U.S. troops withdrew from Iraqi cities last month as part of a security pact that paves the way for full withdrawal by 2012.
National elections loom in January and Prime Minister Nuri al-Maliki has staked his reputation on better security.
Pilgrims dismantled the tents they had been using for shelter and prepared to walk home, some of them several miles.
The Kadhimiya site was surrounded by three rings of security personnel to search each pilgrim, and helicopters patrolled overhead. Cameras on air balloons monitored the site, the surveillance provided by the U.S. military at Iraq’s request.

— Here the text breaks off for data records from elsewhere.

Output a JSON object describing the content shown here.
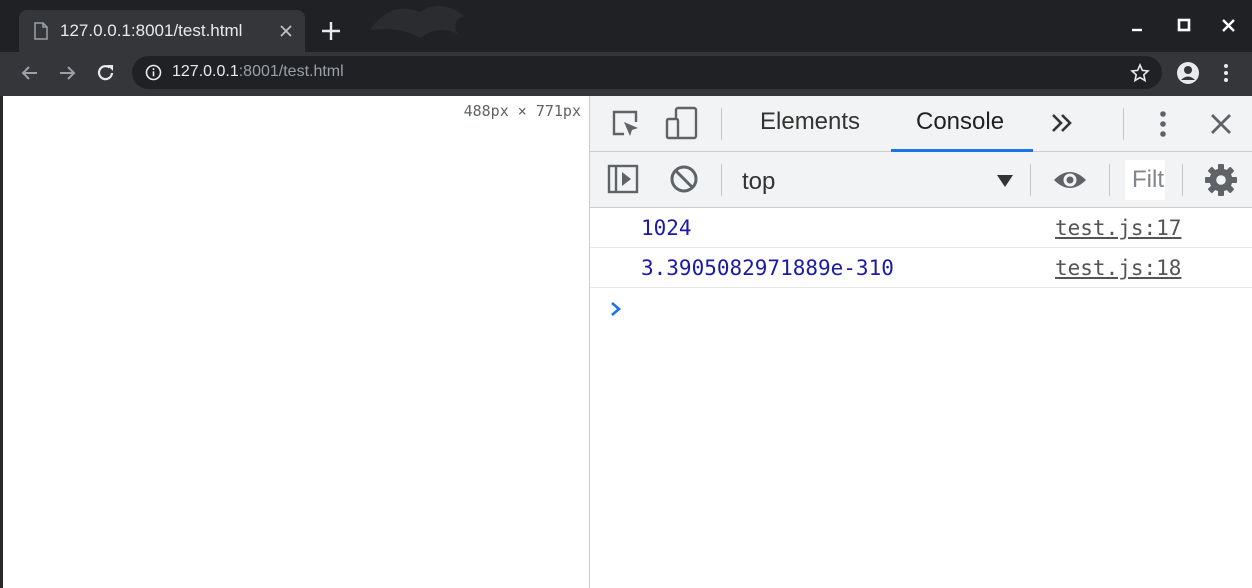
{
  "browser": {
    "tab": {
      "title": "127.0.0.1:8001/test.html"
    },
    "address": {
      "host": "127.0.0.1",
      "rest": ":8001/test.html"
    }
  },
  "page": {
    "dimensions_overlay": "488px × 771px"
  },
  "devtools": {
    "tabs": [
      {
        "label": "Elements",
        "active": false
      },
      {
        "label": "Console",
        "active": true
      }
    ],
    "context": {
      "selected": "top"
    },
    "filter": {
      "placeholder": "Filter",
      "value": ""
    },
    "console_messages": [
      {
        "value": "1024",
        "source": "test.js:17"
      },
      {
        "value": "3.3905082971889e-310",
        "source": "test.js:18"
      }
    ]
  },
  "colors": {
    "chrome_dark": "#202124",
    "chrome_toolbar": "#35363a",
    "devtools_bg": "#f1f3f4",
    "active_tab_underline": "#1a73e8",
    "console_number": "#1a1aa6",
    "prompt_chevron": "#1a73e8"
  },
  "icons": [
    "page-icon",
    "close-icon",
    "plus-icon",
    "minimize-icon",
    "maximize-icon",
    "window-close-icon",
    "back-arrow-icon",
    "forward-arrow-icon",
    "reload-icon",
    "info-icon",
    "star-icon",
    "account-icon",
    "kebab-menu-icon",
    "inspect-element-icon",
    "device-toolbar-icon",
    "more-tabs-icon",
    "sidebar-toggle-icon",
    "clear-console-icon",
    "dropdown-arrow-icon",
    "eye-icon",
    "gear-icon",
    "prompt-chevron-icon"
  ]
}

Moussawi said not a single attack had happened in Khadimiya itself. But some bombers nonetheless managed to attack pilgrims in different parts of Baghdad as they travelled to the shrine.
Roadside bombs targeting groups of pilgrims in Zaafaraniya, southeastern Baghdad, killed two people and wounded many on Friday, police said, although an Interior Ministry source said none were killed. Other bombs placed on roads teeming with pilgrims wounded many in different districts. But the strong turnout was a sign of just how far security has come in Baghdad since the 2006 and 2007 sectarian conflict that nearly tore the country in apart.
In another such sign, pilgrim Abbas Jasem, 32, complained that “the government only planned the security but didn’t give pilgrims anything to eat or drink”.
Shi’ite gatherings are often targeted by Sunni Islamist al Qaeda. In April, suicide bombers killed 60 people by the shrine.
During the pilgrimage in 2005, rumours of a bombing on the Bridge of the Imams, leading to the shrine, triggered a stampede that killed 1,000, clogging the river below with bodies.